BRIEF = In the entries below, how many lines include "webContents"? Reply with the number and nothing more.

PROVIDED DATA =
= Beginning of Section =

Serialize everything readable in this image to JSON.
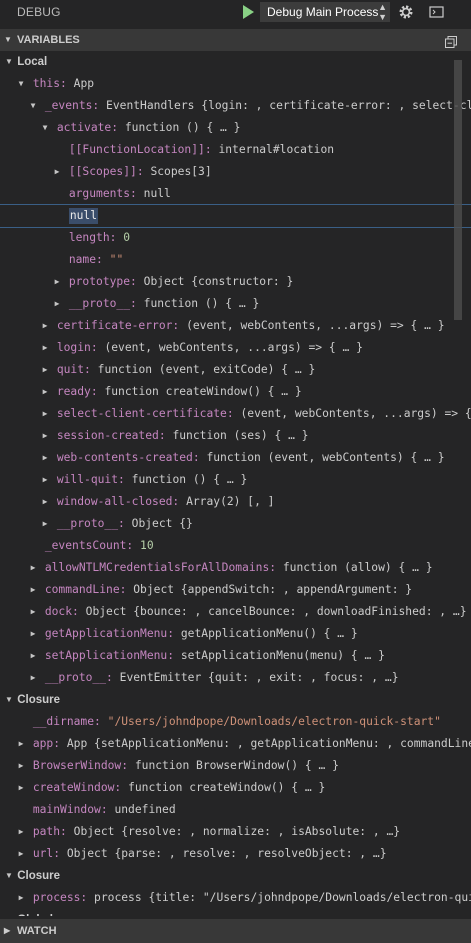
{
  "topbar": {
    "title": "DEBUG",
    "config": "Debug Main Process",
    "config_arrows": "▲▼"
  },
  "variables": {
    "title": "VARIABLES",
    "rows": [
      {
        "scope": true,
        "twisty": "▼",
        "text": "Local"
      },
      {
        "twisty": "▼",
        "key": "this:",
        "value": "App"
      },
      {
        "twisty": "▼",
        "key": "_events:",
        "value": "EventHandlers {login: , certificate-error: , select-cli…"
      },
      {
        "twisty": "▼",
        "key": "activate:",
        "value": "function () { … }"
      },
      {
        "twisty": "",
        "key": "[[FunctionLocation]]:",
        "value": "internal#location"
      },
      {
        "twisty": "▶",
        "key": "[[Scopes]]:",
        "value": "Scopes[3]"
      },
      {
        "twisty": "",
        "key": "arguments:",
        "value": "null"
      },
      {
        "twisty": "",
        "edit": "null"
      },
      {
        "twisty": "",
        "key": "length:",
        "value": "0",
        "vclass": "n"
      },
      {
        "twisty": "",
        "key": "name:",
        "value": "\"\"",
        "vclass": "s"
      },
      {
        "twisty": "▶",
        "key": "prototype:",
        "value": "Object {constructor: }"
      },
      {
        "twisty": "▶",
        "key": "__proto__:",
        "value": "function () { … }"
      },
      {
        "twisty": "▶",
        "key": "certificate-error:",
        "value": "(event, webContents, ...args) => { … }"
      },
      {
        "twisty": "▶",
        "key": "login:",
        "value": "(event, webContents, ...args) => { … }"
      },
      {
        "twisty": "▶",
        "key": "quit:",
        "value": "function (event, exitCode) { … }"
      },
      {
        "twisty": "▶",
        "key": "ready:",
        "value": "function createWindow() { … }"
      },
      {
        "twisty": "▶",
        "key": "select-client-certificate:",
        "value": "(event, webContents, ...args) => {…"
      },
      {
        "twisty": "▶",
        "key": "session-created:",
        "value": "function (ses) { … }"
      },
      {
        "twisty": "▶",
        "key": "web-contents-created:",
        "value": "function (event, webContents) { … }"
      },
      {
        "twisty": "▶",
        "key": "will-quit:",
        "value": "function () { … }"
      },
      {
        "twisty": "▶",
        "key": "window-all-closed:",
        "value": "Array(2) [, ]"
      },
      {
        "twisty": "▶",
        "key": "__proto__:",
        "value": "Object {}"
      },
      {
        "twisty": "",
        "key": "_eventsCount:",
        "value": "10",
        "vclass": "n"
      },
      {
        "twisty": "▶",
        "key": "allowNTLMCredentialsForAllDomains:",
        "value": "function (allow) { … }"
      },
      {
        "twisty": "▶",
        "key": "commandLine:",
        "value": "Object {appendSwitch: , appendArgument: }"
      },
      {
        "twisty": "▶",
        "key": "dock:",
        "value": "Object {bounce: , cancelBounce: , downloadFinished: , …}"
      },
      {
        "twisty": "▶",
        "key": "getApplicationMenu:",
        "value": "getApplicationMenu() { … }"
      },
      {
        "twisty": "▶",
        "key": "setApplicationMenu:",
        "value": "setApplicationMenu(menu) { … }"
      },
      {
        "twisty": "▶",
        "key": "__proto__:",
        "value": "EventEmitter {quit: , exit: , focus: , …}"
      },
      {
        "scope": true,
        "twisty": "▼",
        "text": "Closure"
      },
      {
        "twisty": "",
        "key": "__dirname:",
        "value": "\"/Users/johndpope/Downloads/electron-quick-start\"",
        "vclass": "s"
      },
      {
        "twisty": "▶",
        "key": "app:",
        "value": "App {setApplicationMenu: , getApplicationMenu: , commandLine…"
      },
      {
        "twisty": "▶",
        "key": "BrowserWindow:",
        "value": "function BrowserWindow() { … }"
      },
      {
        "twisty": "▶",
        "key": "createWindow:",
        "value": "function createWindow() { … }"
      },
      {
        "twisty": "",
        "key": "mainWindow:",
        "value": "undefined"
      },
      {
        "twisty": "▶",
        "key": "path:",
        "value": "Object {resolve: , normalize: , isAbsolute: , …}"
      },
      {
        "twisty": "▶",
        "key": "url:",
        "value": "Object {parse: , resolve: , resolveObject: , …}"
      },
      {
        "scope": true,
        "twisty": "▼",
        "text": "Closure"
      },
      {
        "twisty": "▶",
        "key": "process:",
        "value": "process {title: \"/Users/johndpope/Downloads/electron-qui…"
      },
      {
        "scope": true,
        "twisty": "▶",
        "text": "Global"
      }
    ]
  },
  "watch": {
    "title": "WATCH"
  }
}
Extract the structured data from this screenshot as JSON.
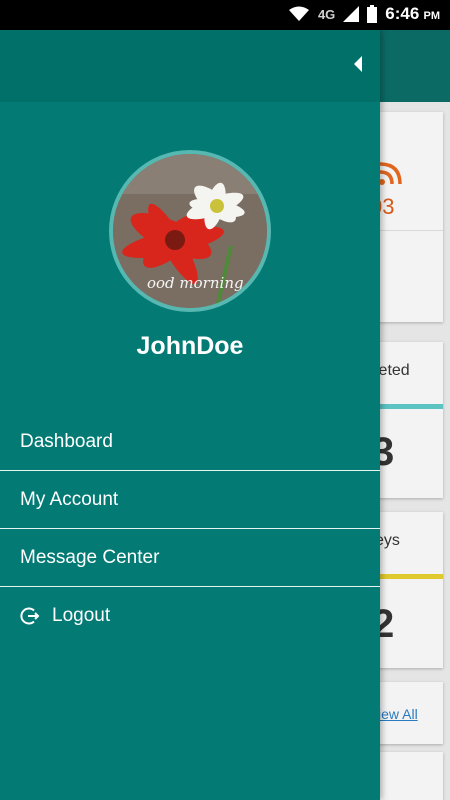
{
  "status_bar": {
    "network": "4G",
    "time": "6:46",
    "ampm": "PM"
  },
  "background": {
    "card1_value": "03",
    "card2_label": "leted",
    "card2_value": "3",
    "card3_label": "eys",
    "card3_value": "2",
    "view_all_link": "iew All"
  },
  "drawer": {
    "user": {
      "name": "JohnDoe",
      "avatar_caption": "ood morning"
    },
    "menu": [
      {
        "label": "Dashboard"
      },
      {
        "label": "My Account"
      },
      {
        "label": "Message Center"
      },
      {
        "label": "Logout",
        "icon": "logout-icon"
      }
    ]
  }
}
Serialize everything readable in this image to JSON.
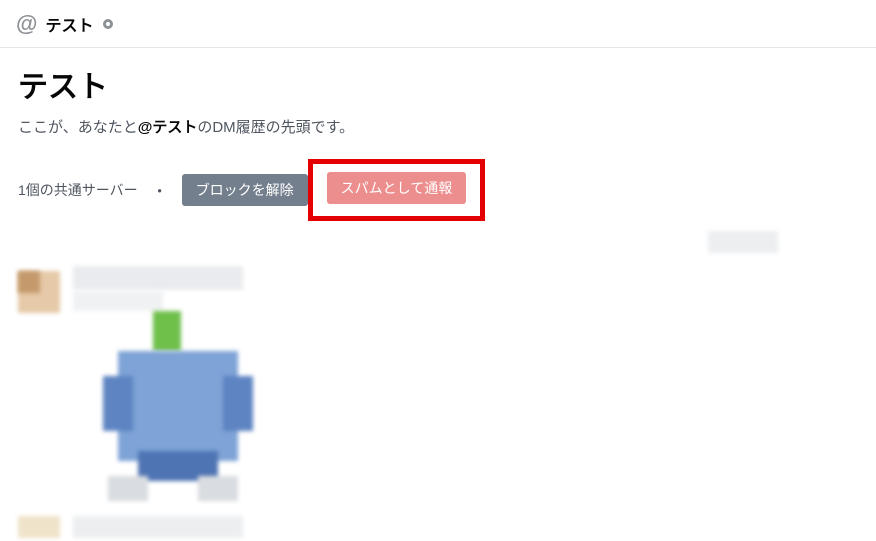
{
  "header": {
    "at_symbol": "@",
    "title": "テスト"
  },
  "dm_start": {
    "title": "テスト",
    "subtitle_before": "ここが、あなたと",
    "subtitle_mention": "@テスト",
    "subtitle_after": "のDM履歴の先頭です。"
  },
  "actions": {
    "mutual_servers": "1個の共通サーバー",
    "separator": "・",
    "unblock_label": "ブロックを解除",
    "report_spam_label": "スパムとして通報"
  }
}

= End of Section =
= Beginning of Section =

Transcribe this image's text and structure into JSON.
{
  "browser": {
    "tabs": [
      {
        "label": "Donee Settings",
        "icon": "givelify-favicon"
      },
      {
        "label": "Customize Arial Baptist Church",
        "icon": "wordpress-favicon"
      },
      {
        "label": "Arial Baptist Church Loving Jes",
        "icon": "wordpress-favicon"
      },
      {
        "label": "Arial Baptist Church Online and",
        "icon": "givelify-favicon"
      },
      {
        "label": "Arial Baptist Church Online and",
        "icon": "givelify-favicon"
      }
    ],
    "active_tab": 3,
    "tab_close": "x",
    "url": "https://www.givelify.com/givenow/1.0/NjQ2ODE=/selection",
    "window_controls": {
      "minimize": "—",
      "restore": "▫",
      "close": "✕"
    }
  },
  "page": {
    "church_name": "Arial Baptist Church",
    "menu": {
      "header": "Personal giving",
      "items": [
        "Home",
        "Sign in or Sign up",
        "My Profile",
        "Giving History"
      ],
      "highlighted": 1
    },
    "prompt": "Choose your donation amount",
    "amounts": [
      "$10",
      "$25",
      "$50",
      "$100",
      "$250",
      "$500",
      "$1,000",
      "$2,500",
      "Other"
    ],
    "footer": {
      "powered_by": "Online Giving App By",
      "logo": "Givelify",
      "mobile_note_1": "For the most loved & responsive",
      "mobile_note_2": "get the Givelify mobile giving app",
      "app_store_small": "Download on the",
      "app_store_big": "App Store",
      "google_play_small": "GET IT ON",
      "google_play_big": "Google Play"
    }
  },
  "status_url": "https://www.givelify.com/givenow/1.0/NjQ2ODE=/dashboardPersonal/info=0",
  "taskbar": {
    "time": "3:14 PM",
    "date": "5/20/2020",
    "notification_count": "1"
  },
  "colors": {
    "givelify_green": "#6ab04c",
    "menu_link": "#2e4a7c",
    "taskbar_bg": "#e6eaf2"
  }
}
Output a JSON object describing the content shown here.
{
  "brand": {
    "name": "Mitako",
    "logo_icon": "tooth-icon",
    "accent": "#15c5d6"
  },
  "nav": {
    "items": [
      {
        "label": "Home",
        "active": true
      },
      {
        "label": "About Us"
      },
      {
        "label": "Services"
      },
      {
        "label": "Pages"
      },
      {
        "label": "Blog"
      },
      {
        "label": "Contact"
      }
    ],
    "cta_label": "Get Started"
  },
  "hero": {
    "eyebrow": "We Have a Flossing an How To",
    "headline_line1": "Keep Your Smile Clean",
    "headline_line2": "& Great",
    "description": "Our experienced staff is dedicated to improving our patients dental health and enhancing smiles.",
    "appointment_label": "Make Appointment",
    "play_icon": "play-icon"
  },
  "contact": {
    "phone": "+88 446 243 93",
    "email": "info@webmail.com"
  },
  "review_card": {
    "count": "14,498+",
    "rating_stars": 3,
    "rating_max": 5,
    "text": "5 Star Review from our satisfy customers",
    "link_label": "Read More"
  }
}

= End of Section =

OUTPUT OF THE TASK = 4